The season begins in November and goes to the beginning of February. According to Mr. David St. George, the fencing head coach and the epee squad coach, the club was formed with the goal of providing more practice for fencers.
Mr. St. George was one of the original founders. Last year, there were 43 members in the fencing club and this year, there are 31 members.
Mr. St. George has been fencing since 1998 and became interested in teaching it at LHS after enrolling in a fencing class at the College of Lake County as an adult. This sport suited his competitive personality.
“I was approached with the opportunity to help start a brand new fencing team at Libertyville and Vernon Hills High School[s]. I jumped at the chance. I really enjoy teaching students, and it’s really rewarding for me,” he explained.
Mrs. Villani became the treasurer of Thundercats in the spring of 2018 when parents were being asked to take on different roles. She is responsible for handling the money and deciding where it should be spent for fundraising events and activities.

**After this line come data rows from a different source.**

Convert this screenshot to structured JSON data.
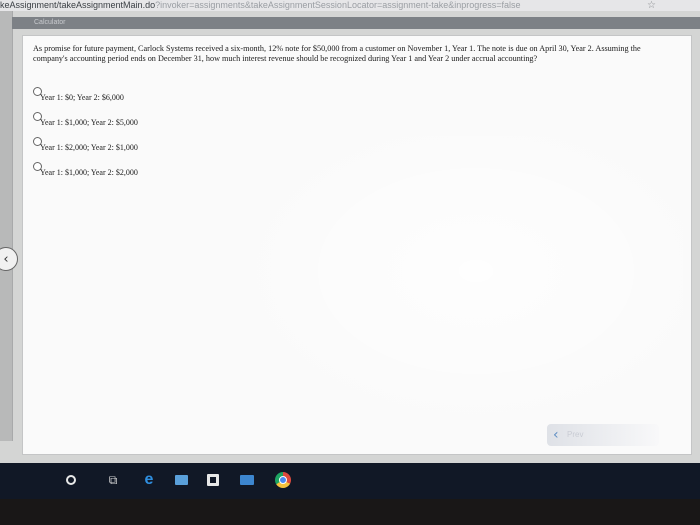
{
  "browser": {
    "url_path": "keAssignment/takeAssignmentMain.do",
    "url_query": "?invoker=assignments&takeAssignmentSessionLocator=assignment-take&inprogress=false"
  },
  "toolbar": {
    "calculator_label": "Calculator"
  },
  "question": {
    "text": "As promise for future payment, Carlock Systems received a six-month, 12% note for $50,000 from a customer on November 1, Year 1. The note is due on April 30, Year 2. Assuming the company's accounting period ends on December 31, how much interest revenue should be recognized during Year 1 and Year 2 under accrual accounting?",
    "options": [
      {
        "label": "Year 1: $0; Year 2: $6,000"
      },
      {
        "label": "Year 1: $1,000; Year 2: $5,000"
      },
      {
        "label": "Year 1: $2,000; Year 2: $1,000"
      },
      {
        "label": "Year 1: $1,000; Year 2: $2,000"
      }
    ]
  },
  "navigation": {
    "prev_label": "Prev"
  },
  "icons": {
    "star": "star-icon",
    "side_arrow": "chevron-left-icon",
    "prev_chevron": "chevron-left-icon"
  },
  "colors": {
    "accent": "#5f8ec4",
    "taskbar": "#111826"
  }
}
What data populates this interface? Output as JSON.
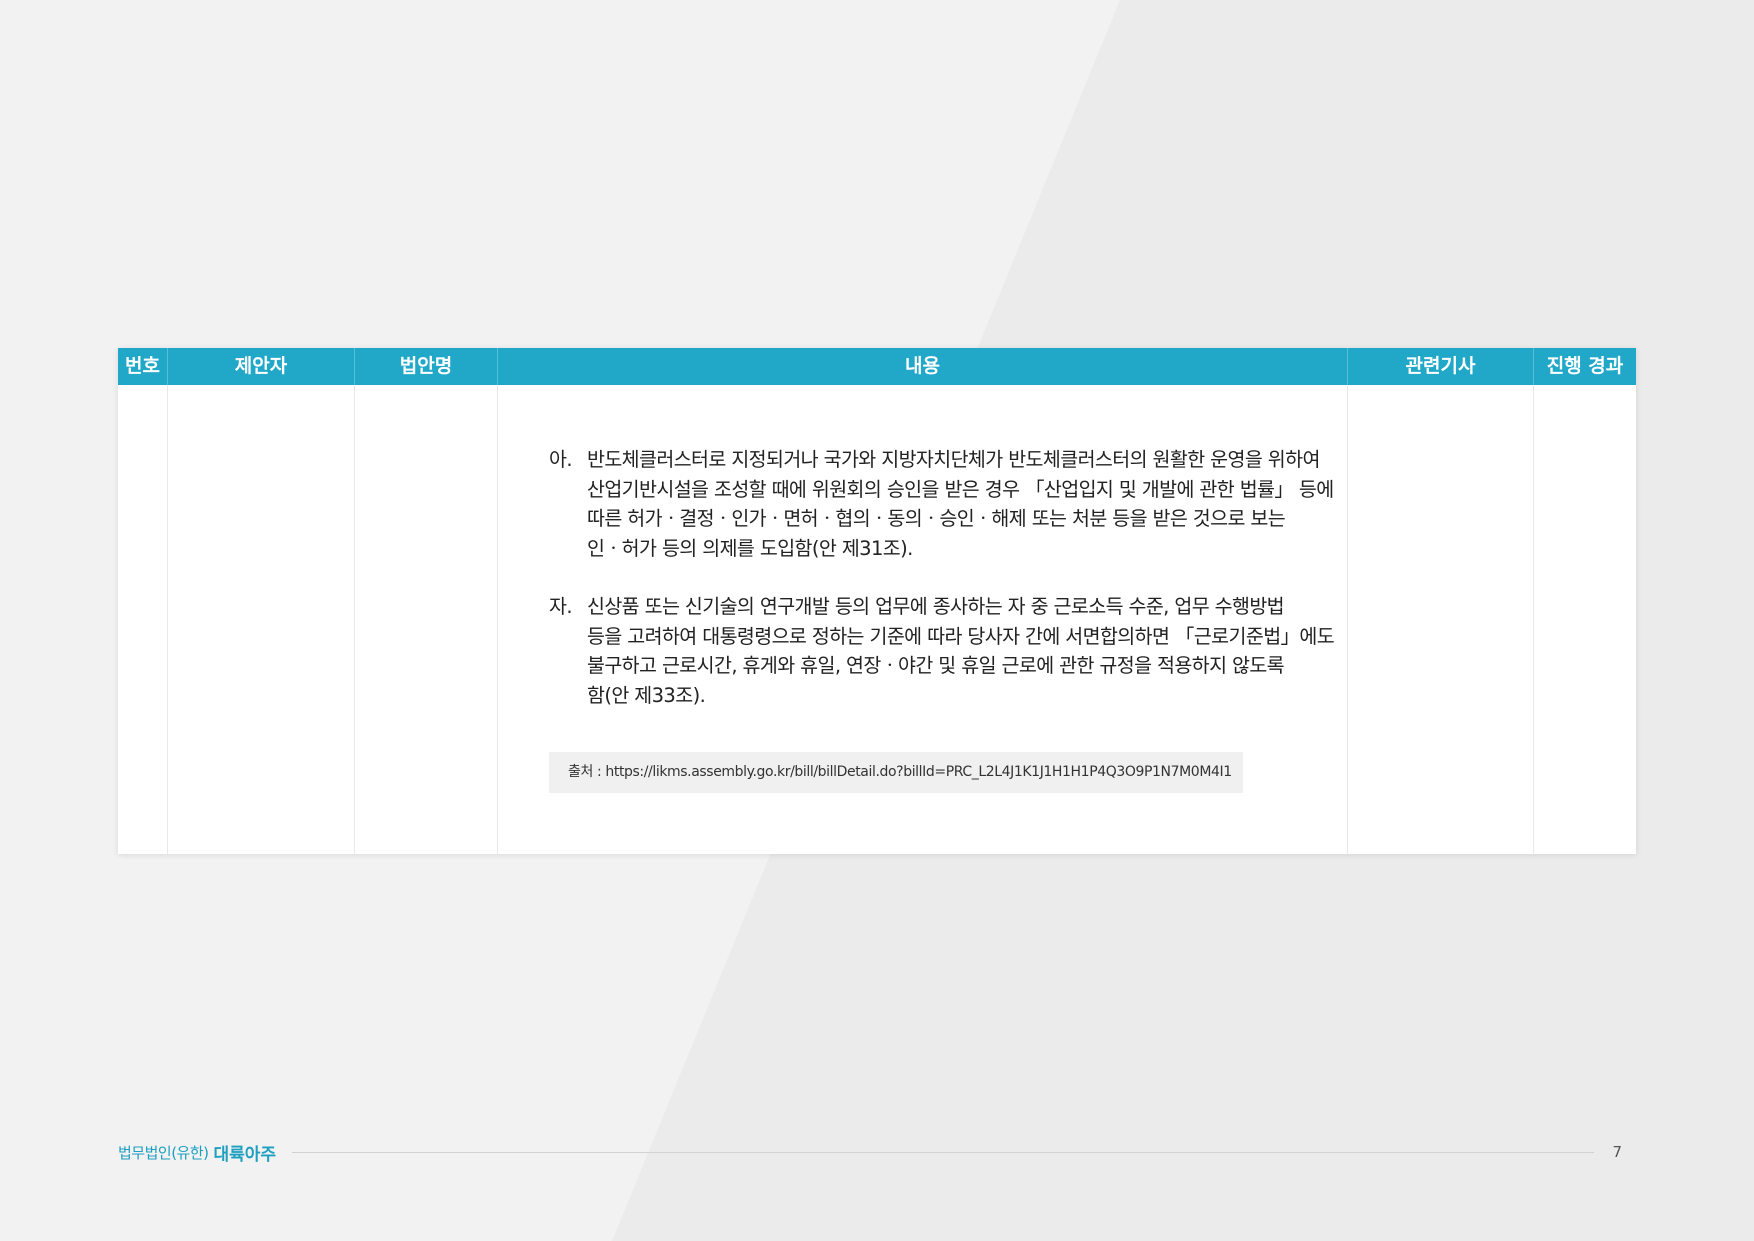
{
  "table": {
    "headers": {
      "no": "번호",
      "proposer": "제안자",
      "bill_name": "법안명",
      "content": "내용",
      "related_articles": "관련기사",
      "progress": "진행 경과"
    },
    "content": {
      "items": [
        {
          "marker": "아.",
          "lines": [
            "반도체클러스터로 지정되거나 국가와 지방자치단체가 반도체클러스터의 원활한 운영을 위하여",
            "산업기반시설을 조성할 때에 위원회의 승인을 받은 경우 「산업입지 및 개발에 관한 법률」 등에",
            "따른 허가ㆍ결정ㆍ인가ㆍ면허ㆍ협의ㆍ동의ㆍ승인ㆍ해제 또는 처분 등을 받은 것으로 보는",
            "인ㆍ허가 등의 의제를 도입함(안 제31조)."
          ]
        },
        {
          "marker": "자.",
          "lines": [
            "신상품 또는 신기술의 연구개발 등의 업무에 종사하는 자 중 근로소득 수준, 업무 수행방법",
            "등을 고려하여 대통령령으로 정하는 기준에 따라 당사자 간에 서면합의하면 「근로기준법」에도",
            "불구하고 근로시간, 휴게와 휴일, 연장ㆍ야간 및 휴일 근로에 관한 규정을 적용하지 않도록",
            "함(안 제33조)."
          ]
        }
      ],
      "source": "출처 : https://likms.assembly.go.kr/bill/billDetail.do?billId=PRC_L2L4J1K1J1H1H1P4Q3O9P1N7M0M4I1"
    }
  },
  "footer": {
    "firm": "법무법인(유한)",
    "brand": "대륙아주",
    "page_number": "7"
  },
  "colors": {
    "header_bg": "#21a8c9",
    "brand": "#1d9fc0",
    "background": "#f2f2f3"
  }
}
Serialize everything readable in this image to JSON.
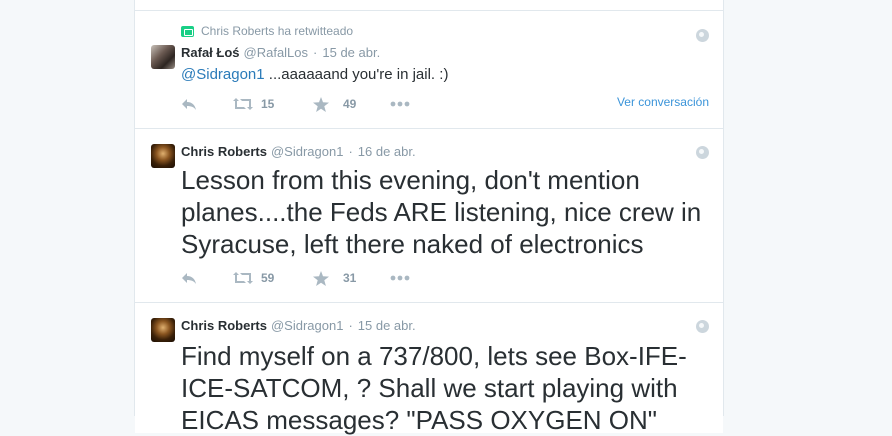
{
  "tweets": [
    {
      "retweeted_by": "Chris Roberts ha retwitteado",
      "name": "Rafał Łoś",
      "handle": "@RafalLos",
      "separator": "·",
      "date": "15 de abr.",
      "mention": "@Sidragon1",
      "text": " ...aaaaaand you're in jail. :)",
      "retweets": "15",
      "favorites": "49",
      "conversation_link": "Ver conversación"
    },
    {
      "name": "Chris Roberts",
      "handle": "@Sidragon1",
      "separator": "·",
      "date": "16 de abr.",
      "text": "Lesson from this evening, don't mention planes....the Feds ARE listening, nice crew in Syracuse, left there naked of electronics",
      "retweets": "59",
      "favorites": "31"
    },
    {
      "name": "Chris Roberts",
      "handle": "@Sidragon1",
      "separator": "·",
      "date": "15 de abr.",
      "text": "Find myself on a 737/800, lets see Box-IFE-ICE-SATCOM, ?  Shall we start playing with EICAS messages? \"PASS OXYGEN ON\""
    }
  ],
  "colors": {
    "accent": "#3b94d9",
    "mention": "#2b7bb9",
    "retweet_green": "#19cf86",
    "meta_gray": "#8899a6"
  }
}
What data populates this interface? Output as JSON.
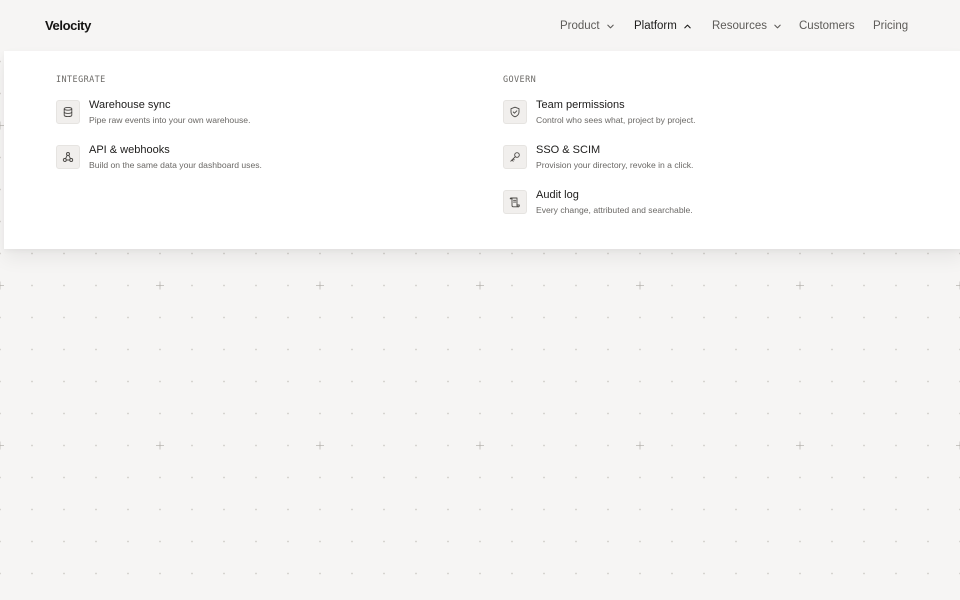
{
  "brand": {
    "logo_text": "Velocity"
  },
  "nav": {
    "items": [
      {
        "label": "Product",
        "has_chevron": true,
        "expanded": false
      },
      {
        "label": "Platform",
        "has_chevron": true,
        "expanded": true
      },
      {
        "label": "Resources",
        "has_chevron": true,
        "expanded": false
      },
      {
        "label": "Customers",
        "has_chevron": false
      },
      {
        "label": "Pricing",
        "has_chevron": false
      }
    ]
  },
  "dropdown": {
    "columns": [
      {
        "title": "INTEGRATE",
        "items": [
          {
            "icon": "database-icon",
            "title": "Warehouse sync",
            "description": "Pipe raw events into your own warehouse."
          },
          {
            "icon": "webhook-icon",
            "title": "API & webhooks",
            "description": "Build on the same data your dashboard uses."
          }
        ]
      },
      {
        "title": "GOVERN",
        "items": [
          {
            "icon": "shield-check-icon",
            "title": "Team permissions",
            "description": "Control who sees what, project by project."
          },
          {
            "icon": "key-icon",
            "title": "SSO & SCIM",
            "description": "Provision your directory, revoke in a click."
          },
          {
            "icon": "scroll-icon",
            "title": "Audit log",
            "description": "Every change, attributed and searchable."
          }
        ]
      }
    ]
  },
  "colors": {
    "page_background": "#f6f5f4",
    "panel_background": "#ffffff",
    "text_primary": "#1d1c1b",
    "text_secondary": "#6a6865",
    "icon_tile": "#f1efed",
    "pattern_dot": "#cfccc8"
  }
}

There are three different weapons in fencing: epee, foil and sabre. As Mr. St. George explained, epee and foil require the fencers to poke their opponent with their weapon while sabre requires the fencers to strike their opponent in a slashing manner.
Usually at the high-school level, only one weapon of fencing is practiced by each member. “They kind of find a weapon that fits their personality,” said Mr. St. George.
Regarding the competitions, the events are divided by gender, and there are both individual and team events. The top finishers at the competitions get medals, which are usually distributed from first through fourth or eighth place.
According to Mr. St. George, the Thundercats strive to uphold a supportive environment for each member. Megan Nostrand, a sophomore Thundercat fencer, agreed.
“[The environment of the club] is very positive. It’s very jokey, so we tease each other a lot, but it’s kind of like one big family; I guess that’s the best way to put it,” she stated.
Both Nostrand and Joseph Griffith, another sophomore on the fencing team, feel comfortable in the fencing environment, so much so that fencing has impacted their social life.
“It allowed me to find another group of friends to hang out with, and it’s just generally fun. I think [the team is] pretty close,” Griffith said.
Nostrand believes that fencing has given her the opportunity to meet new people and form new friendships, which she said has pushed her out of her comfort zone.
Some important skills to have when fencing are to “be able to outsmart your opponent — that’s really the main part of it. It’s like mental chess, which is how my coach puts it,” explained Griffith.
Similarly, Nostrand feels that, “you obviously have to be able to adapt quickly. You have to have quick reflexes, and you also have to be aware of what is going on because you don’t know what your opponent is going to do.”